The first 5 miles were awesome. I was in high spirits, smiling, and giving high-fives to spectators. Then my right hip started to ache. When I reached mile 7, my whole right leg was throbbing. My left leg didn't start to hurt until mile 9. By mile 10 I was in some serious pain and wasn't sure if I could physically finish. At that point, it became a mental battle. I am too stubborn to do 75% of something and then just give up because my legs hurt. If I sat down, the 10 miles and messing up my legs would have been for nothing. I wanted that finisher's medal.
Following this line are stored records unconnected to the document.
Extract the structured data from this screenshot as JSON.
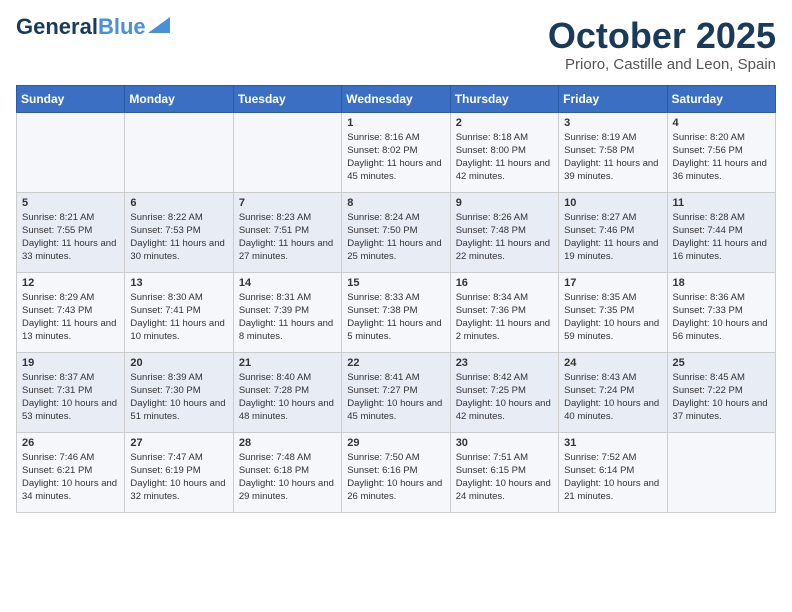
{
  "header": {
    "logo_general": "General",
    "logo_blue": "Blue",
    "month_title": "October 2025",
    "location": "Prioro, Castille and Leon, Spain"
  },
  "weekdays": [
    "Sunday",
    "Monday",
    "Tuesday",
    "Wednesday",
    "Thursday",
    "Friday",
    "Saturday"
  ],
  "weeks": [
    [
      {
        "day": "",
        "sunrise": "",
        "sunset": "",
        "daylight": ""
      },
      {
        "day": "",
        "sunrise": "",
        "sunset": "",
        "daylight": ""
      },
      {
        "day": "",
        "sunrise": "",
        "sunset": "",
        "daylight": ""
      },
      {
        "day": "1",
        "sunrise": "Sunrise: 8:16 AM",
        "sunset": "Sunset: 8:02 PM",
        "daylight": "Daylight: 11 hours and 45 minutes."
      },
      {
        "day": "2",
        "sunrise": "Sunrise: 8:18 AM",
        "sunset": "Sunset: 8:00 PM",
        "daylight": "Daylight: 11 hours and 42 minutes."
      },
      {
        "day": "3",
        "sunrise": "Sunrise: 8:19 AM",
        "sunset": "Sunset: 7:58 PM",
        "daylight": "Daylight: 11 hours and 39 minutes."
      },
      {
        "day": "4",
        "sunrise": "Sunrise: 8:20 AM",
        "sunset": "Sunset: 7:56 PM",
        "daylight": "Daylight: 11 hours and 36 minutes."
      }
    ],
    [
      {
        "day": "5",
        "sunrise": "Sunrise: 8:21 AM",
        "sunset": "Sunset: 7:55 PM",
        "daylight": "Daylight: 11 hours and 33 minutes."
      },
      {
        "day": "6",
        "sunrise": "Sunrise: 8:22 AM",
        "sunset": "Sunset: 7:53 PM",
        "daylight": "Daylight: 11 hours and 30 minutes."
      },
      {
        "day": "7",
        "sunrise": "Sunrise: 8:23 AM",
        "sunset": "Sunset: 7:51 PM",
        "daylight": "Daylight: 11 hours and 27 minutes."
      },
      {
        "day": "8",
        "sunrise": "Sunrise: 8:24 AM",
        "sunset": "Sunset: 7:50 PM",
        "daylight": "Daylight: 11 hours and 25 minutes."
      },
      {
        "day": "9",
        "sunrise": "Sunrise: 8:26 AM",
        "sunset": "Sunset: 7:48 PM",
        "daylight": "Daylight: 11 hours and 22 minutes."
      },
      {
        "day": "10",
        "sunrise": "Sunrise: 8:27 AM",
        "sunset": "Sunset: 7:46 PM",
        "daylight": "Daylight: 11 hours and 19 minutes."
      },
      {
        "day": "11",
        "sunrise": "Sunrise: 8:28 AM",
        "sunset": "Sunset: 7:44 PM",
        "daylight": "Daylight: 11 hours and 16 minutes."
      }
    ],
    [
      {
        "day": "12",
        "sunrise": "Sunrise: 8:29 AM",
        "sunset": "Sunset: 7:43 PM",
        "daylight": "Daylight: 11 hours and 13 minutes."
      },
      {
        "day": "13",
        "sunrise": "Sunrise: 8:30 AM",
        "sunset": "Sunset: 7:41 PM",
        "daylight": "Daylight: 11 hours and 10 minutes."
      },
      {
        "day": "14",
        "sunrise": "Sunrise: 8:31 AM",
        "sunset": "Sunset: 7:39 PM",
        "daylight": "Daylight: 11 hours and 8 minutes."
      },
      {
        "day": "15",
        "sunrise": "Sunrise: 8:33 AM",
        "sunset": "Sunset: 7:38 PM",
        "daylight": "Daylight: 11 hours and 5 minutes."
      },
      {
        "day": "16",
        "sunrise": "Sunrise: 8:34 AM",
        "sunset": "Sunset: 7:36 PM",
        "daylight": "Daylight: 11 hours and 2 minutes."
      },
      {
        "day": "17",
        "sunrise": "Sunrise: 8:35 AM",
        "sunset": "Sunset: 7:35 PM",
        "daylight": "Daylight: 10 hours and 59 minutes."
      },
      {
        "day": "18",
        "sunrise": "Sunrise: 8:36 AM",
        "sunset": "Sunset: 7:33 PM",
        "daylight": "Daylight: 10 hours and 56 minutes."
      }
    ],
    [
      {
        "day": "19",
        "sunrise": "Sunrise: 8:37 AM",
        "sunset": "Sunset: 7:31 PM",
        "daylight": "Daylight: 10 hours and 53 minutes."
      },
      {
        "day": "20",
        "sunrise": "Sunrise: 8:39 AM",
        "sunset": "Sunset: 7:30 PM",
        "daylight": "Daylight: 10 hours and 51 minutes."
      },
      {
        "day": "21",
        "sunrise": "Sunrise: 8:40 AM",
        "sunset": "Sunset: 7:28 PM",
        "daylight": "Daylight: 10 hours and 48 minutes."
      },
      {
        "day": "22",
        "sunrise": "Sunrise: 8:41 AM",
        "sunset": "Sunset: 7:27 PM",
        "daylight": "Daylight: 10 hours and 45 minutes."
      },
      {
        "day": "23",
        "sunrise": "Sunrise: 8:42 AM",
        "sunset": "Sunset: 7:25 PM",
        "daylight": "Daylight: 10 hours and 42 minutes."
      },
      {
        "day": "24",
        "sunrise": "Sunrise: 8:43 AM",
        "sunset": "Sunset: 7:24 PM",
        "daylight": "Daylight: 10 hours and 40 minutes."
      },
      {
        "day": "25",
        "sunrise": "Sunrise: 8:45 AM",
        "sunset": "Sunset: 7:22 PM",
        "daylight": "Daylight: 10 hours and 37 minutes."
      }
    ],
    [
      {
        "day": "26",
        "sunrise": "Sunrise: 7:46 AM",
        "sunset": "Sunset: 6:21 PM",
        "daylight": "Daylight: 10 hours and 34 minutes."
      },
      {
        "day": "27",
        "sunrise": "Sunrise: 7:47 AM",
        "sunset": "Sunset: 6:19 PM",
        "daylight": "Daylight: 10 hours and 32 minutes."
      },
      {
        "day": "28",
        "sunrise": "Sunrise: 7:48 AM",
        "sunset": "Sunset: 6:18 PM",
        "daylight": "Daylight: 10 hours and 29 minutes."
      },
      {
        "day": "29",
        "sunrise": "Sunrise: 7:50 AM",
        "sunset": "Sunset: 6:16 PM",
        "daylight": "Daylight: 10 hours and 26 minutes."
      },
      {
        "day": "30",
        "sunrise": "Sunrise: 7:51 AM",
        "sunset": "Sunset: 6:15 PM",
        "daylight": "Daylight: 10 hours and 24 minutes."
      },
      {
        "day": "31",
        "sunrise": "Sunrise: 7:52 AM",
        "sunset": "Sunset: 6:14 PM",
        "daylight": "Daylight: 10 hours and 21 minutes."
      },
      {
        "day": "",
        "sunrise": "",
        "sunset": "",
        "daylight": ""
      }
    ]
  ]
}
Somewhere around mile 12, I saw the tower at 5th Street Market, which is where the finish line was. I knew I was going to make it, and I started jogging again. I ran most of the last mile. Partly it was because I was so excited, partly it was because I wanted to be done so bad. My mom was near the finish line and cheering. That was pretty awesome. Nobody ever comes to see me do this stuff. When I turned the last corner and saw the finish line, the big clock said 3:44:14. I really wanted to get it before it turned to 3:45. I sprinted the last 500 feet or so with my eyes locked on that big clock. I made it. I found out later that my official time from the chip on my shoe was 3:42. Not bad for someone who did zero preparation.
It was obvious within minutes that I had seriously fucked up my legs. I had trouble getting to the car. I took a cold bath when I got home, did some stretching, and passed out into a long nap. When I woke up, I was unable to move anything below my belly button. That was two days ago and I'm still pretty sore, although I am looking more homo erectus today. I was feeling pretty stupid yesterday as I laid in bed with my legs propped up, trying to drain out more lactic acid. Why did I do it? I'm going to miss at least 2 days of CrossFit because of this. What was I thinking?
I was thinking, "I can't do a half-marathon. Real athletes do that. I'll embarrass myself." Lately, that's all it takes to get me to try something. And I keep discovering that I can do things. I might not be the fastest or the strongest, but I can do hard things. I'll finish eventually. I don't need to be afraid of anything. I wrote on Facebook, "I did it! I did it! I'm in horrible pain, but I finished! I did it. And I never have to do it again."
That night, as I was nursing my legs and still high off the whole day, my ex-husband called. He's going to marry the woman he cheated on me with. He wanted me to hear it from him before he put the kids on. Then he did. They were all excited because they're going to get "a new mom!" Holy shit.
I got off the phone and started sobbing. Not because I'm jealous of them. They're both miserable people who totally deserve each other. I'm just so jealous of what they have. I'm the one who wants marriage and a family. I want someone to talk about my day with and to celebrate great days with. I want someone to take care of me when I'm sick and I want to take care of him when he's sick. I want to go on family trips with the kids to interesting places. I'm a good person and I'm working hard to be even better. Why doesn't anyone want to be with me? Blah blah blah. There's no need to keep going on; you get my point.
Anyway, things are in better perspective today. I think it was poetic that the half-marathon and the wedding news came on the same day. The half-marathon reinforced my growing realization that I can do anything I choose to do. I don't need to be afraid of getting hurt, or looking foolish, or even failure. All of those things or none of those things might happen, but I'll be fine. Same with being a single mom. I'll be fine. It's hurting right now, but I keep getting stronger. Someday this whole process will be over, and I will be able to say, "I did it. And I never have to do it again."